[The records — start]
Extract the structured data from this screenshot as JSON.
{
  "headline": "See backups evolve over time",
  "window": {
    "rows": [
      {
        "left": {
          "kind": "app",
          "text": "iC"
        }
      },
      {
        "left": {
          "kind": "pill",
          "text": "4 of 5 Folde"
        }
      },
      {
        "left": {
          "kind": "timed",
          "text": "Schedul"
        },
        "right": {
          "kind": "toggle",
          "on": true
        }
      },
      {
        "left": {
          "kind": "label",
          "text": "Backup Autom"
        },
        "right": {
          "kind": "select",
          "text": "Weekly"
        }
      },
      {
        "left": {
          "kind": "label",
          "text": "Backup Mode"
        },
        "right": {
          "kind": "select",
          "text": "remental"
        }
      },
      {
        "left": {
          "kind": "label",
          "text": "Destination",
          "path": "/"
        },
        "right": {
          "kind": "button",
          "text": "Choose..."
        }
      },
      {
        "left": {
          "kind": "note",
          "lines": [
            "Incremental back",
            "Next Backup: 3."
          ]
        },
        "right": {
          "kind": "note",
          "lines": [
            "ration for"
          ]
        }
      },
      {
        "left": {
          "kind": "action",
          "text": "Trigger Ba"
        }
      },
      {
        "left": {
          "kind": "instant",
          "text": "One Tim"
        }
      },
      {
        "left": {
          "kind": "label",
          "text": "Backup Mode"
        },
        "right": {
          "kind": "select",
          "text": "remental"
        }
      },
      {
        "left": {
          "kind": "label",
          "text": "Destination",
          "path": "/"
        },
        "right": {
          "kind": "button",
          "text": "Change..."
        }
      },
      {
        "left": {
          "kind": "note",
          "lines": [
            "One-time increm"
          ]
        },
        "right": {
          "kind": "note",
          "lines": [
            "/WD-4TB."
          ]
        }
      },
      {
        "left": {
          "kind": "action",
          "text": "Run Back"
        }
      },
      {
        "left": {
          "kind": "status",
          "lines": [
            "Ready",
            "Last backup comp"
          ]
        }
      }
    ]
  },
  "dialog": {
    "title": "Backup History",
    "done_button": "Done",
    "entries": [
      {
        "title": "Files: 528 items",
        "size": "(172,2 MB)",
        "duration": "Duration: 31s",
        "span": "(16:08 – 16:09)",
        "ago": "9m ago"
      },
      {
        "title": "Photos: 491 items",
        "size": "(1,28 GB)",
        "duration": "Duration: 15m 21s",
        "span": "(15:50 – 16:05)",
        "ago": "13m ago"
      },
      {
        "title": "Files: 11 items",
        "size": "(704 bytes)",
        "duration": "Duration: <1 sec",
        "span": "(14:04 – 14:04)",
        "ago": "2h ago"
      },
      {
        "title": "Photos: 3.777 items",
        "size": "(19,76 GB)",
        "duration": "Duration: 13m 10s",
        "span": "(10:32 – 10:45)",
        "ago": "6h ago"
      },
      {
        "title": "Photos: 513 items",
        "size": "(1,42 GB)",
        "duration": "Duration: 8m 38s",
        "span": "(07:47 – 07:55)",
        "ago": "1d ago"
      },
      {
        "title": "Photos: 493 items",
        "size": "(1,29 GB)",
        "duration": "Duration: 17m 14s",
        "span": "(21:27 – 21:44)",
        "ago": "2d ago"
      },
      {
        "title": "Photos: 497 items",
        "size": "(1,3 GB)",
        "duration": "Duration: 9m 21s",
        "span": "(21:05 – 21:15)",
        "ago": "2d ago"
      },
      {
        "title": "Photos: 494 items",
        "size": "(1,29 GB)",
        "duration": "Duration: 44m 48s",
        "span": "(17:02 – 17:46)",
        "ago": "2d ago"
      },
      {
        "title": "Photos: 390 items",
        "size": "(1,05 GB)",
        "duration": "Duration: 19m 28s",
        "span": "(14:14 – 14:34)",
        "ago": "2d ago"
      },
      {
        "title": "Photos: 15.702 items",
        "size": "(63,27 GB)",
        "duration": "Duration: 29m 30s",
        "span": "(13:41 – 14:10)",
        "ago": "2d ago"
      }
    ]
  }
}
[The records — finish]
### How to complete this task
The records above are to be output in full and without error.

### Task answer
Extract the structured data from this screenshot as JSON.
{
  "headline": "See backups evolve over time",
  "window": {
    "rows": [
      {
        "left": {
          "kind": "app",
          "text": "iC"
        }
      },
      {
        "left": {
          "kind": "pill",
          "text": "4 of 5 Folde"
        }
      },
      {
        "left": {
          "kind": "timed",
          "text": "Schedul"
        },
        "right": {
          "kind": "toggle",
          "on": true
        }
      },
      {
        "left": {
          "kind": "label",
          "text": "Backup Autom"
        },
        "right": {
          "kind": "select",
          "text": "Weekly"
        }
      },
      {
        "left": {
          "kind": "label",
          "text": "Backup Mode"
        },
        "right": {
          "kind": "select",
          "text": "remental"
        }
      },
      {
        "left": {
          "kind": "label",
          "text": "Destination",
          "path": "/"
        },
        "right": {
          "kind": "button",
          "text": "Choose..."
        }
      },
      {
        "left": {
          "kind": "note",
          "lines": [
            "Incremental back",
            "Next Backup: 3."
          ]
        },
        "right": {
          "kind": "note",
          "lines": [
            "ration for"
          ]
        }
      },
      {
        "left": {
          "kind": "action",
          "text": "Trigger Ba"
        }
      },
      {
        "left": {
          "kind": "instant",
          "text": "One Tim"
        }
      },
      {
        "left": {
          "kind": "label",
          "text": "Backup Mode"
        },
        "right": {
          "kind": "select",
          "text": "remental"
        }
      },
      {
        "left": {
          "kind": "label",
          "text": "Destination",
          "path": "/"
        },
        "right": {
          "kind": "button",
          "text": "Change..."
        }
      },
      {
        "left": {
          "kind": "note",
          "lines": [
            "One-time increm"
          ]
        },
        "right": {
          "kind": "note",
          "lines": [
            "/WD-4TB."
          ]
        }
      },
      {
        "left": {
          "kind": "action",
          "text": "Run Back"
        }
      },
      {
        "left": {
          "kind": "status",
          "lines": [
            "Ready",
            "Last backup comp"
          ]
        }
      }
    ]
  },
  "dialog": {
    "title": "Backup History",
    "done_button": "Done",
    "entries": [
      {
        "title": "Files: 528 items",
        "size": "(172,2 MB)",
        "duration": "Duration: 31s",
        "span": "(16:08 – 16:09)",
        "ago": "9m ago"
      },
      {
        "title": "Photos: 491 items",
        "size": "(1,28 GB)",
        "duration": "Duration: 15m 21s",
        "span": "(15:50 – 16:05)",
        "ago": "13m ago"
      },
      {
        "title": "Files: 11 items",
        "size": "(704 bytes)",
        "duration": "Duration: <1 sec",
        "span": "(14:04 – 14:04)",
        "ago": "2h ago"
      },
      {
        "title": "Photos: 3.777 items",
        "size": "(19,76 GB)",
        "duration": "Duration: 13m 10s",
        "span": "(10:32 – 10:45)",
        "ago": "6h ago"
      },
      {
        "title": "Photos: 513 items",
        "size": "(1,42 GB)",
        "duration": "Duration: 8m 38s",
        "span": "(07:47 – 07:55)",
        "ago": "1d ago"
      },
      {
        "title": "Photos: 493 items",
        "size": "(1,29 GB)",
        "duration": "Duration: 17m 14s",
        "span": "(21:27 – 21:44)",
        "ago": "2d ago"
      },
      {
        "title": "Photos: 497 items",
        "size": "(1,3 GB)",
        "duration": "Duration: 9m 21s",
        "span": "(21:05 – 21:15)",
        "ago": "2d ago"
      },
      {
        "title": "Photos: 494 items",
        "size": "(1,29 GB)",
        "duration": "Duration: 44m 48s",
        "span": "(17:02 – 17:46)",
        "ago": "2d ago"
      },
      {
        "title": "Photos: 390 items",
        "size": "(1,05 GB)",
        "duration": "Duration: 19m 28s",
        "span": "(14:14 – 14:34)",
        "ago": "2d ago"
      },
      {
        "title": "Photos: 15.702 items",
        "size": "(63,27 GB)",
        "duration": "Duration: 29m 30s",
        "span": "(13:41 – 14:10)",
        "ago": "2d ago"
      }
    ]
  }
}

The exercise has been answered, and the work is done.